Requirement: Scan the entries below and tally the lines that include "icon". Return nothing but the tally.

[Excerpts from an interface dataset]
====

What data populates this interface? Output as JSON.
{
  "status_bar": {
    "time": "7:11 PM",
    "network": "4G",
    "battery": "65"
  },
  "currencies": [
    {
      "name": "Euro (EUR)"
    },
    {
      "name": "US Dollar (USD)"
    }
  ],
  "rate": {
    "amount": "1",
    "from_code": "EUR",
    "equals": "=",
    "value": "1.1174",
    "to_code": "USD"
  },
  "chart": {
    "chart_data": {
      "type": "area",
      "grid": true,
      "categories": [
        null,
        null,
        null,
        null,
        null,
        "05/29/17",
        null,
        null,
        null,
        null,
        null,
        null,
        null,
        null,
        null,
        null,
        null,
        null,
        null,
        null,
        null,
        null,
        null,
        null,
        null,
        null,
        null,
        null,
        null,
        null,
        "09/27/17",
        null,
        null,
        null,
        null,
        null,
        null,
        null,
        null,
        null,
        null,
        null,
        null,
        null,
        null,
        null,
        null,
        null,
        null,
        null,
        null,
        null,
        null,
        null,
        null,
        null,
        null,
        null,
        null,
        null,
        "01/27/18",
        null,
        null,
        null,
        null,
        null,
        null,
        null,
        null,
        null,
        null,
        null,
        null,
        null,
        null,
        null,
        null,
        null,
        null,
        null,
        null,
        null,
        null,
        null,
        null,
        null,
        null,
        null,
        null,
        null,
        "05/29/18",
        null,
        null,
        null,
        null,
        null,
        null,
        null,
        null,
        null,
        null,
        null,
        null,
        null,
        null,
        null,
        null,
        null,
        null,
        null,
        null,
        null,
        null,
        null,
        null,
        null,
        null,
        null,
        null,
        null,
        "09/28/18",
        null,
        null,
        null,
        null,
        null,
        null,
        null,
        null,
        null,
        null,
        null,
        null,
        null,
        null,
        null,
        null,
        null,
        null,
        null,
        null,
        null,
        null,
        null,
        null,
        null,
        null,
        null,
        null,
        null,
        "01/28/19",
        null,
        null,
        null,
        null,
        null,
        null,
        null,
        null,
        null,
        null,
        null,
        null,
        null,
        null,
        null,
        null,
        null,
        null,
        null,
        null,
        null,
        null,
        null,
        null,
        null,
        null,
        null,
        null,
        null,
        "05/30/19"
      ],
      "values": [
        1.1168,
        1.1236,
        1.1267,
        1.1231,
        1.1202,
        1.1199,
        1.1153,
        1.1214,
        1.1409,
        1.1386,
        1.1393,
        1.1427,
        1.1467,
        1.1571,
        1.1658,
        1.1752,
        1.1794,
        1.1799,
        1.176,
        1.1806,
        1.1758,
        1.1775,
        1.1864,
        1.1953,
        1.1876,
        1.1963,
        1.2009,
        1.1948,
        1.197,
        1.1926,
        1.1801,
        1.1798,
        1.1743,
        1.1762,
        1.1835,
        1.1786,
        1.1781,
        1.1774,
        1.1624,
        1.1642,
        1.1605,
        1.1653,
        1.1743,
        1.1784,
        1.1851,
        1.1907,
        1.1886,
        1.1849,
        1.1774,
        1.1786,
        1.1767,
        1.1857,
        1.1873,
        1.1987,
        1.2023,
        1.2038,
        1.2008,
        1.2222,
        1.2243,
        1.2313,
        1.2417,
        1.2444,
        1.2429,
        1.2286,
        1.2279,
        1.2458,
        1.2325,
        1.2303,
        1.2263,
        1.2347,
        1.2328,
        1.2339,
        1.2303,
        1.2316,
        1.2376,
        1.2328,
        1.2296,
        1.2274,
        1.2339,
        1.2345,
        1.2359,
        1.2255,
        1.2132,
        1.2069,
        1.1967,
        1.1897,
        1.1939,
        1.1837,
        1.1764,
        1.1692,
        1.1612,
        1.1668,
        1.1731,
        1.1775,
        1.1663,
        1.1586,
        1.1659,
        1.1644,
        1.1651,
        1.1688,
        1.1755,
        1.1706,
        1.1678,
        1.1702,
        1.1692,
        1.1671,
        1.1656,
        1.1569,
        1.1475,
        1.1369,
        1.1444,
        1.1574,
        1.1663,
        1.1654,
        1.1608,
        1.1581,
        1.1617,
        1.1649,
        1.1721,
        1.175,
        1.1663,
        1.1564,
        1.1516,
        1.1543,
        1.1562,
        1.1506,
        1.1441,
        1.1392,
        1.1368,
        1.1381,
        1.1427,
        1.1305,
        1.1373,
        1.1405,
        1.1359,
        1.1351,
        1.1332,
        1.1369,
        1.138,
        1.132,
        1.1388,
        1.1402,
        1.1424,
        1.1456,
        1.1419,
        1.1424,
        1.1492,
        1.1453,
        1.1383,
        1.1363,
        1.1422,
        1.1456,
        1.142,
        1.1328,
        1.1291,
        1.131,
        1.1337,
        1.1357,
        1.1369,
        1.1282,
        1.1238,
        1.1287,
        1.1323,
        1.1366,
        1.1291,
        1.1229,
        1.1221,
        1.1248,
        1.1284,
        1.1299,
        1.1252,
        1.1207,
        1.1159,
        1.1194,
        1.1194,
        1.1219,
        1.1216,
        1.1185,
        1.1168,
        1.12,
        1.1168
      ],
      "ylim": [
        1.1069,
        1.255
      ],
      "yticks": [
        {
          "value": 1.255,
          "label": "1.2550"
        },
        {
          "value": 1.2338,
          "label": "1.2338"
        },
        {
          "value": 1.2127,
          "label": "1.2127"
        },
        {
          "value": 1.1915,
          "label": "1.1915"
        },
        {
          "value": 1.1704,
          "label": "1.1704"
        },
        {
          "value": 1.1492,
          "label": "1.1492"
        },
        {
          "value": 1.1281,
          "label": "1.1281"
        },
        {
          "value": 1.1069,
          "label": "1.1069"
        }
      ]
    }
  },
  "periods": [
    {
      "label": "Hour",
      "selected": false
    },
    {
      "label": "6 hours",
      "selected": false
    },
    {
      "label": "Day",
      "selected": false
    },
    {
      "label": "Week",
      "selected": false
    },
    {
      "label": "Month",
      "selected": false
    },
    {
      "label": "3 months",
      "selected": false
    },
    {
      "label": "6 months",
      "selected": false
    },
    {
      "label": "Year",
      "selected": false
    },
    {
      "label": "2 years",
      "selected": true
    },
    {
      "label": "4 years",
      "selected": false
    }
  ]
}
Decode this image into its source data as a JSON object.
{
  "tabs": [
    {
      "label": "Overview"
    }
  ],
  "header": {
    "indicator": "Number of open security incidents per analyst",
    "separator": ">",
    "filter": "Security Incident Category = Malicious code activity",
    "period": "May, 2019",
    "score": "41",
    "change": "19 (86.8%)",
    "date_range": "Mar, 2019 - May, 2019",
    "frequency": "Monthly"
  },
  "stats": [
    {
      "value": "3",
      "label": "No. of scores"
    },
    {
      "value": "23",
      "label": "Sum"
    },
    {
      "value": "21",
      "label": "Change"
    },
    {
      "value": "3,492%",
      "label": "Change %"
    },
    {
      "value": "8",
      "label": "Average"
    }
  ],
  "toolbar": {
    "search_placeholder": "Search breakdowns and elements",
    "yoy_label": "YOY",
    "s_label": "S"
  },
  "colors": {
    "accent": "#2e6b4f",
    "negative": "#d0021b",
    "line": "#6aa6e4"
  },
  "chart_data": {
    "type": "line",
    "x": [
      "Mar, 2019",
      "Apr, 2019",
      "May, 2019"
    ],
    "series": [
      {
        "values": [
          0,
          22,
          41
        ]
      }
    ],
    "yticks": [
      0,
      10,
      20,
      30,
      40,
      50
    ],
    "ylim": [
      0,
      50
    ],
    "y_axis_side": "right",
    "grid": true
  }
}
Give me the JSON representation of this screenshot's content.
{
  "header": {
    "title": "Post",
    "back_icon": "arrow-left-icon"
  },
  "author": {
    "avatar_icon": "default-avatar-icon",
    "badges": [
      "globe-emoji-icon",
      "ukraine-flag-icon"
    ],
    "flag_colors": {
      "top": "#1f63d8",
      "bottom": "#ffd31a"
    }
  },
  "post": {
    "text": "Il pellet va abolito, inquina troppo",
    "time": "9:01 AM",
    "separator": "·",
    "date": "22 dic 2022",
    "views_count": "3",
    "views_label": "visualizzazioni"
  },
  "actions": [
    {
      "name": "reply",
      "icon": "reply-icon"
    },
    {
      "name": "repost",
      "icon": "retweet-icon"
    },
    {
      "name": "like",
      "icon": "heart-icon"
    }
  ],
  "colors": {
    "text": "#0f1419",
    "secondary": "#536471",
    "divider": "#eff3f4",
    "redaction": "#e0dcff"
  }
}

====

Result of this task: 7